Records from a data source =
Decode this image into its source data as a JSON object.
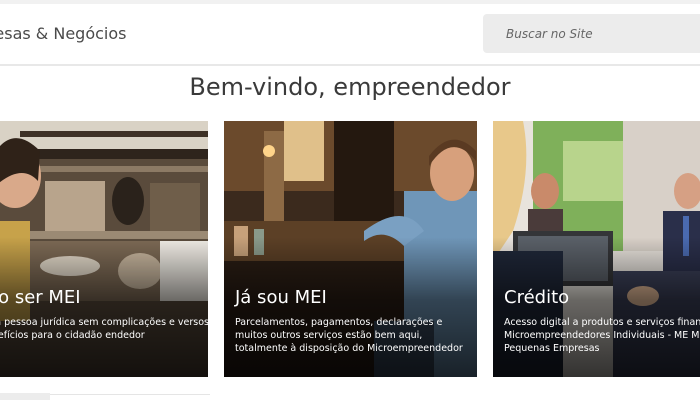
{
  "header": {
    "title": "presas & Negócios",
    "search_placeholder": "Buscar no Site"
  },
  "welcome": "Bem-vindo, empreendedor",
  "cards": [
    {
      "title": "ero ser MEI",
      "text": "uma pessoa jurídica sem complicações e versos benefícios para o cidadão endedor"
    },
    {
      "title": "Já sou MEI",
      "text": "Parcelamentos, pagamentos, declarações e muitos outros serviços estão bem aqui, totalmente à disposição do Microempreendedor"
    },
    {
      "title": "Crédito",
      "text": "Acesso digital a produtos e serviços finance para Microempreendedores Individuais - ME Micro e Pequenas Empresas"
    }
  ],
  "colors": {
    "search_bg": "#ececec",
    "title_text": "#3a3a3a",
    "card_text": "#ffffff"
  }
}
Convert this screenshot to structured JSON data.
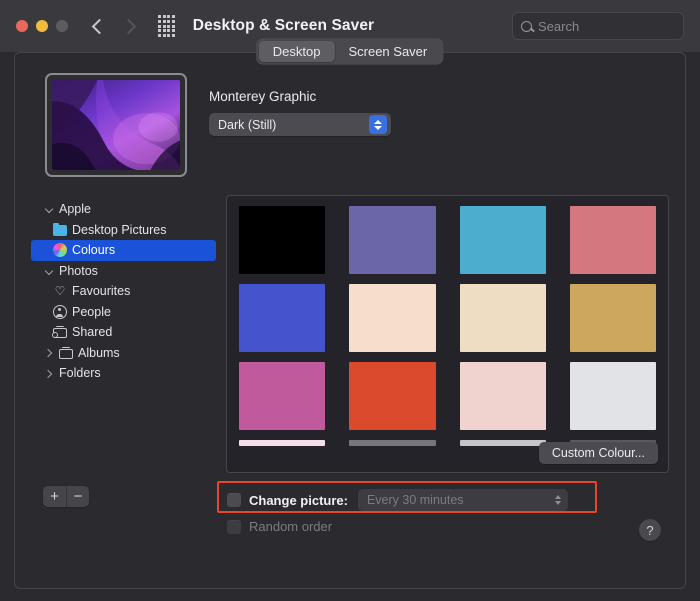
{
  "window": {
    "title": "Desktop & Screen Saver",
    "traffic_lights": [
      "close",
      "minimize",
      "zoom"
    ],
    "nav": {
      "back_icon": "chevron-left-icon",
      "forward_icon": "chevron-right-icon"
    },
    "grid_icon": "show-all-grid-icon",
    "search": {
      "placeholder": "Search",
      "value": "",
      "icon": "search-icon"
    }
  },
  "tabs": [
    {
      "label": "Desktop",
      "active": true
    },
    {
      "label": "Screen Saver",
      "active": false
    }
  ],
  "preview": {
    "wallpaper_name": "Monterey Graphic",
    "appearance_popup": {
      "value": "Dark (Still)",
      "stepper_color": "#3a6fe0"
    },
    "thumbnail_name": "monterey-wallpaper-thumbnail"
  },
  "sidebar": {
    "items": [
      {
        "label": "Apple",
        "level": 0,
        "disclosure": "open",
        "icon": null,
        "selected": false
      },
      {
        "label": "Desktop Pictures",
        "level": 1,
        "disclosure": null,
        "icon": "folder-icon",
        "selected": false
      },
      {
        "label": "Colours",
        "level": 1,
        "disclosure": null,
        "icon": "colour-wheel-icon",
        "selected": true
      },
      {
        "label": "Photos",
        "level": 0,
        "disclosure": "open",
        "icon": null,
        "selected": false
      },
      {
        "label": "Favourites",
        "level": 1,
        "disclosure": null,
        "icon": "heart-icon",
        "selected": false
      },
      {
        "label": "People",
        "level": 1,
        "disclosure": null,
        "icon": "person-icon",
        "selected": false
      },
      {
        "label": "Shared",
        "level": 1,
        "disclosure": null,
        "icon": "shared-album-icon",
        "selected": false
      },
      {
        "label": "Albums",
        "level": 1,
        "disclosure": "closed",
        "icon": "album-icon",
        "selected": false
      },
      {
        "label": "Folders",
        "level": 0,
        "disclosure": "closed",
        "icon": null,
        "selected": false
      }
    ],
    "add_button": "+",
    "remove_button": "−"
  },
  "swatches": {
    "rows": [
      [
        "#000000",
        "#6a66a8",
        "#4cadcf",
        "#d4777f"
      ],
      [
        "#4553cc",
        "#f5dfcc",
        "#eeddc3",
        "#cda75d"
      ],
      [
        "#c05a9c",
        "#dc4a2e",
        "#f0d3ce",
        "#e2e3e6"
      ]
    ],
    "partial_row": [
      "#f7dfe7",
      "#77767c",
      "#c6c5ca",
      "#5a5960"
    ],
    "custom_button": "Custom Colour..."
  },
  "footer": {
    "change_picture": {
      "label": "Change picture:",
      "checked": false,
      "interval_value": "Every 30 minutes",
      "enabled": false,
      "highlight_color": "#e8452a"
    },
    "random_order": {
      "label": "Random order",
      "checked": false,
      "enabled": false
    },
    "help_button": "?"
  }
}
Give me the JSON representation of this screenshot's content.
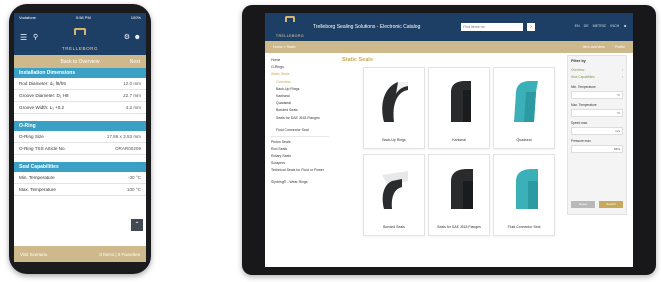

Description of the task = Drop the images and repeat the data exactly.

Response to this exercise =
Decode this image into its source data as a JSON object.
{
  "header": {
    "title": "presas & Negócios",
    "search_placeholder": "Buscar no Site"
  },
  "welcome": "Bem-vindo, empreendedor",
  "cards": [
    {
      "title": "ero ser MEI",
      "text": "uma pessoa jurídica sem complicações e versos benefícios para o cidadão endedor"
    },
    {
      "title": "Já sou MEI",
      "text": "Parcelamentos, pagamentos, declarações e muitos outros serviços estão bem aqui, totalmente à disposição do Microempreendedor"
    },
    {
      "title": "Crédito",
      "text": "Acesso digital a produtos e serviços finance para Microempreendedores Individuais - ME Micro e Pequenas Empresas"
    }
  ],
  "colors": {
    "search_bg": "#ececec",
    "title_text": "#3a3a3a",
    "card_text": "#ffffff"
  }
}
Convert this screenshot to structured JSON data.
{
  "window": {
    "title": "Desktop & Screen Saver",
    "traffic_lights": [
      "close",
      "minimize",
      "zoom"
    ],
    "nav": {
      "back_icon": "chevron-left-icon",
      "forward_icon": "chevron-right-icon"
    },
    "grid_icon": "show-all-grid-icon",
    "search": {
      "placeholder": "Search",
      "value": "",
      "icon": "search-icon"
    }
  },
  "tabs": [
    {
      "label": "Desktop",
      "active": true
    },
    {
      "label": "Screen Saver",
      "active": false
    }
  ],
  "preview": {
    "wallpaper_name": "Monterey Graphic",
    "appearance_popup": {
      "value": "Dark (Still)",
      "stepper_color": "#3a6fe0"
    },
    "thumbnail_name": "monterey-wallpaper-thumbnail"
  },
  "sidebar": {
    "items": [
      {
        "label": "Apple",
        "level": 0,
        "disclosure": "open",
        "icon": null,
        "selected": false
      },
      {
        "label": "Desktop Pictures",
        "level": 1,
        "disclosure": null,
        "icon": "folder-icon",
        "selected": false
      },
      {
        "label": "Colours",
        "level": 1,
        "disclosure": null,
        "icon": "colour-wheel-icon",
        "selected": true
      },
      {
        "label": "Photos",
        "level": 0,
        "disclosure": "open",
        "icon": null,
        "selected": false
      },
      {
        "label": "Favourites",
        "level": 1,
        "disclosure": null,
        "icon": "heart-icon",
        "selected": false
      },
      {
        "label": "People",
        "level": 1,
        "disclosure": null,
        "icon": "person-icon",
        "selected": false
      },
      {
        "label": "Shared",
        "level": 1,
        "disclosure": null,
        "icon": "shared-album-icon",
        "selected": false
      },
      {
        "label": "Albums",
        "level": 1,
        "disclosure": "closed",
        "icon": "album-icon",
        "selected": false
      },
      {
        "label": "Folders",
        "level": 0,
        "disclosure": "closed",
        "icon": null,
        "selected": false
      }
    ],
    "add_button": "+",
    "remove_button": "−"
  },
  "swatches": {
    "rows": [
      [
        "#000000",
        "#6a66a8",
        "#4cadcf",
        "#d4777f"
      ],
      [
        "#4553cc",
        "#f5dfcc",
        "#eeddc3",
        "#cda75d"
      ],
      [
        "#c05a9c",
        "#dc4a2e",
        "#f0d3ce",
        "#e2e3e6"
      ]
    ],
    "partial_row": [
      "#f7dfe7",
      "#77767c",
      "#c6c5ca",
      "#5a5960"
    ],
    "custom_button": "Custom Colour..."
  },
  "footer": {
    "change_picture": {
      "label": "Change picture:",
      "checked": false,
      "interval_value": "Every 30 minutes",
      "enabled": false,
      "highlight_color": "#e8452a"
    },
    "random_order": {
      "label": "Random order",
      "checked": false,
      "enabled": false
    },
    "help_button": "?"
  }
}
Give me the JSON representation of this screenshot's content.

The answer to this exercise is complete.